The commission, headed by former Supreme Court Justice Michel Bastarache, will examine how judges are appointed in Quebec.
Charest ordered the commission this spring following public allegations by Bellemare, who accused the Liberal government of influence peddling in appointing Quebec court judges.
Bellemare said he is prepared to take part in a commission that would examine allegations of political interference, but "not a biased hearing" like the Bastarache inquiry.
He believes Bastarache cannot be impartial because the retired Supreme Court Justice works for Heenan Blaikie, a prestigious law firm where many staff members have donated to the Quebec Liberal Party.
On Tuesday, Environment Minister Line Beauchamp disputed Bellemare's claims and appealed to him to participate in the inquiry.
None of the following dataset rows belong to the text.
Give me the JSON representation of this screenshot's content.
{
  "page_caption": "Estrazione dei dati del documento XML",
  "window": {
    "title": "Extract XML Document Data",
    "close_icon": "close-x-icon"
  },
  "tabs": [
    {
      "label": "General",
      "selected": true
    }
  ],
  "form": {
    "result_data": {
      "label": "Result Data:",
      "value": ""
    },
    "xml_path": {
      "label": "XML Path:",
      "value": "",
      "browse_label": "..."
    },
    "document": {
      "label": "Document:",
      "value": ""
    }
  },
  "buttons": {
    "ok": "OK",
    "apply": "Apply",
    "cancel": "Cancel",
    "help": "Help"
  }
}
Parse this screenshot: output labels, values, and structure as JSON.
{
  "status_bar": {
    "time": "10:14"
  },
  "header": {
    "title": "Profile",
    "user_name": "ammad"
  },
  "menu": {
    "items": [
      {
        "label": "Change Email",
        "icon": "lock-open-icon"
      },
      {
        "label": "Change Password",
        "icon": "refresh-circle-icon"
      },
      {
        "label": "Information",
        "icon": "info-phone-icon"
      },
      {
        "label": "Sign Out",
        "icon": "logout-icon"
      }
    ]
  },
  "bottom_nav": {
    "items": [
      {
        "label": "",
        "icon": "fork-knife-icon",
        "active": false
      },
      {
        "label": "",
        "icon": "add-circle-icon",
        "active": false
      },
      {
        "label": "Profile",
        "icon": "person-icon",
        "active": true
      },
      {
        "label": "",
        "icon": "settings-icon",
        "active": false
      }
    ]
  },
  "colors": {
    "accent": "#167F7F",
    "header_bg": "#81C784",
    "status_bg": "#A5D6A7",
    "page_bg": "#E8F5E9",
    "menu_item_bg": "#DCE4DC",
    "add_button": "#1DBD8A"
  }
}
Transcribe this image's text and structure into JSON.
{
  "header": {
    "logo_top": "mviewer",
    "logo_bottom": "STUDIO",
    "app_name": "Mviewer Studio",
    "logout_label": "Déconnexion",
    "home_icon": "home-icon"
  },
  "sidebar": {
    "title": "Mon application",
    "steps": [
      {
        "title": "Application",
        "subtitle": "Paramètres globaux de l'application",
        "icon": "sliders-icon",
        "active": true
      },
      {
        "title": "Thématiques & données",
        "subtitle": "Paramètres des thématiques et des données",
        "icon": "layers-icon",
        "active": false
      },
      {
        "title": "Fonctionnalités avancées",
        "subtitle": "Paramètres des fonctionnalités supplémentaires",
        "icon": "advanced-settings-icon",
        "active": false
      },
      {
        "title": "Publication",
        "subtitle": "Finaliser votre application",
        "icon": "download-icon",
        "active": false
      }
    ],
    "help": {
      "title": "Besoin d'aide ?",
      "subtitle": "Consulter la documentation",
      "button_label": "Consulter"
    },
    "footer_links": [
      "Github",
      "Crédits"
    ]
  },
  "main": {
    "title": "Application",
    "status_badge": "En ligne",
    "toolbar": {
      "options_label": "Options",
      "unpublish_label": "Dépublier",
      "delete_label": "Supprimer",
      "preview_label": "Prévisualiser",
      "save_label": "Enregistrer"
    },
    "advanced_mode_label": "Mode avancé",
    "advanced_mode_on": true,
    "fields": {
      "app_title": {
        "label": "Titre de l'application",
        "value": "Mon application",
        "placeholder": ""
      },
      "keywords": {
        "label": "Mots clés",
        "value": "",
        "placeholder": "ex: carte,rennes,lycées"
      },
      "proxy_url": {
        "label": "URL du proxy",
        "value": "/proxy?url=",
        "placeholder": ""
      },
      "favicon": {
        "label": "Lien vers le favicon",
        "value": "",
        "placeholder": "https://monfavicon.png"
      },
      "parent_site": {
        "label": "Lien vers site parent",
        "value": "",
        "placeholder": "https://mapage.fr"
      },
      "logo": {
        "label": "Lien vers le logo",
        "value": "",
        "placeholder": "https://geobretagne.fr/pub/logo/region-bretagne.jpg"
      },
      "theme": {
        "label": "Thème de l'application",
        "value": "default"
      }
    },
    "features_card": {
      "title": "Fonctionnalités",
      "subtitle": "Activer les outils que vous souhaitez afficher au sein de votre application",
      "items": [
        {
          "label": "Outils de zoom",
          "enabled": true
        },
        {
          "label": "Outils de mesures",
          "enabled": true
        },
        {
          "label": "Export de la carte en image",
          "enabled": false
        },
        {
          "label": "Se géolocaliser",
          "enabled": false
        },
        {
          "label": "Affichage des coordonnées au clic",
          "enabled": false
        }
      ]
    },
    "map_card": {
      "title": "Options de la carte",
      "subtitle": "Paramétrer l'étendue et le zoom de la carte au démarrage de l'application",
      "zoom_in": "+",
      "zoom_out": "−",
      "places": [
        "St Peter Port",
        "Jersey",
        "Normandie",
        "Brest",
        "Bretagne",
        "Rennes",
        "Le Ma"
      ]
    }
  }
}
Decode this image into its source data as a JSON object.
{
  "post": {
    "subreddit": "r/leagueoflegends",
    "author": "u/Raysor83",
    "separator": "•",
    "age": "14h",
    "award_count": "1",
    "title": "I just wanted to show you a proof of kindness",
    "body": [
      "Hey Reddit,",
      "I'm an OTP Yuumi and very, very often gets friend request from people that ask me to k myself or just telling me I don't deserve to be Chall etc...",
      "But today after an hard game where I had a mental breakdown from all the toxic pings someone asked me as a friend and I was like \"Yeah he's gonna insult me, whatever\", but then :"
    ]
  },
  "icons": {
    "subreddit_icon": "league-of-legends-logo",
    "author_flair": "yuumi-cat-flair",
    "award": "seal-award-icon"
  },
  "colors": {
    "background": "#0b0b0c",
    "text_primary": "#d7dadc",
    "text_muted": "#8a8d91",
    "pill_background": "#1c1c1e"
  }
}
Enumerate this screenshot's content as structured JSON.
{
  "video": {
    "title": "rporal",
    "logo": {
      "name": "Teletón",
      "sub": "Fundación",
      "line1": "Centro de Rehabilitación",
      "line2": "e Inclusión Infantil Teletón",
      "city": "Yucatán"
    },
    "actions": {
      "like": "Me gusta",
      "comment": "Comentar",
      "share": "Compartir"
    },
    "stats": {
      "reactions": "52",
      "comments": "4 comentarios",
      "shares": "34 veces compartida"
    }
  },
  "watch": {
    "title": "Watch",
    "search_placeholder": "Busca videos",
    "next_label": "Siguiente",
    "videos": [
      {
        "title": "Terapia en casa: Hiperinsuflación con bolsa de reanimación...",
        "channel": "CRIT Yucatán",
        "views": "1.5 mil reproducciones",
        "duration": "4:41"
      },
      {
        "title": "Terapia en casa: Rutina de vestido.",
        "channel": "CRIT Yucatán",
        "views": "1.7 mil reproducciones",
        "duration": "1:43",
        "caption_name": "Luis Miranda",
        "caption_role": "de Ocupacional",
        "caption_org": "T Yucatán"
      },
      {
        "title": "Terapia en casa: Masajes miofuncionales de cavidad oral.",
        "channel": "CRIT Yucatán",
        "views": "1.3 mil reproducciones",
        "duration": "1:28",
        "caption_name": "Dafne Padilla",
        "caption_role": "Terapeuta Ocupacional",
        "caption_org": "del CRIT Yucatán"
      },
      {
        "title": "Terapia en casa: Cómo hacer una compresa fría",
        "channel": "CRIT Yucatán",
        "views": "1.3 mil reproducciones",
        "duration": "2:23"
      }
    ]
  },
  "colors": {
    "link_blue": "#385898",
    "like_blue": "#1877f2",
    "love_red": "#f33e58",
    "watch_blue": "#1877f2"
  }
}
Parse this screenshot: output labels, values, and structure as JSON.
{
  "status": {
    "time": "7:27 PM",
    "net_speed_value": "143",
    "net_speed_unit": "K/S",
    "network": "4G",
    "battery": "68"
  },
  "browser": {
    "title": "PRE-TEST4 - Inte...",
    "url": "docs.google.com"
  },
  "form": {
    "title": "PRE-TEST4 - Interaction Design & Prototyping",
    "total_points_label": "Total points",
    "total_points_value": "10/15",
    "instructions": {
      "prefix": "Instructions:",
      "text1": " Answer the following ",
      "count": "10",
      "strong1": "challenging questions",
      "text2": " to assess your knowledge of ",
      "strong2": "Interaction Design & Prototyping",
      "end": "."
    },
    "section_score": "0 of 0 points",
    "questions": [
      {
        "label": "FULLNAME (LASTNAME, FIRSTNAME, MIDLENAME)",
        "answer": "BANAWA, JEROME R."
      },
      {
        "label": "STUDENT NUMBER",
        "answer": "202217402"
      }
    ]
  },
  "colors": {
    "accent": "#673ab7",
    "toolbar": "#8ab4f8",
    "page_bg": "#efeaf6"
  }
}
"It is an important process, it is a credible process," Beauchamp told reporters in Montreal.
Québec Solidaire MNA Amir Khadir agreed with Bellemare that the commission does have the appearance of Liberal bias.
Nonetheless, he urged Bellemare to tell his side of the story.
"Unfortunately we are there, so, let's try to save it," said Khadir. "I'm not sure we are going to be able to, but let's try to save the Bastarache commission."
Should Bellemare refuse to testify, the inquiry will be a failure, agreed Parti Québécois justice critic Véronique Hivon.
On Monday, Bastarache said the inquiry aimed to evaluate any systemic problems with court nominations.
The first step is to determine who has standing at the commission. The Quebec government, the premier, the Quebec Liberal party, the Parti Québécois and the association of Quebec judges have all petitioned for standing.
The commission is not a court of law, and does not have legal jurisdiction to assign guilt or responsibility, but can call witnesses.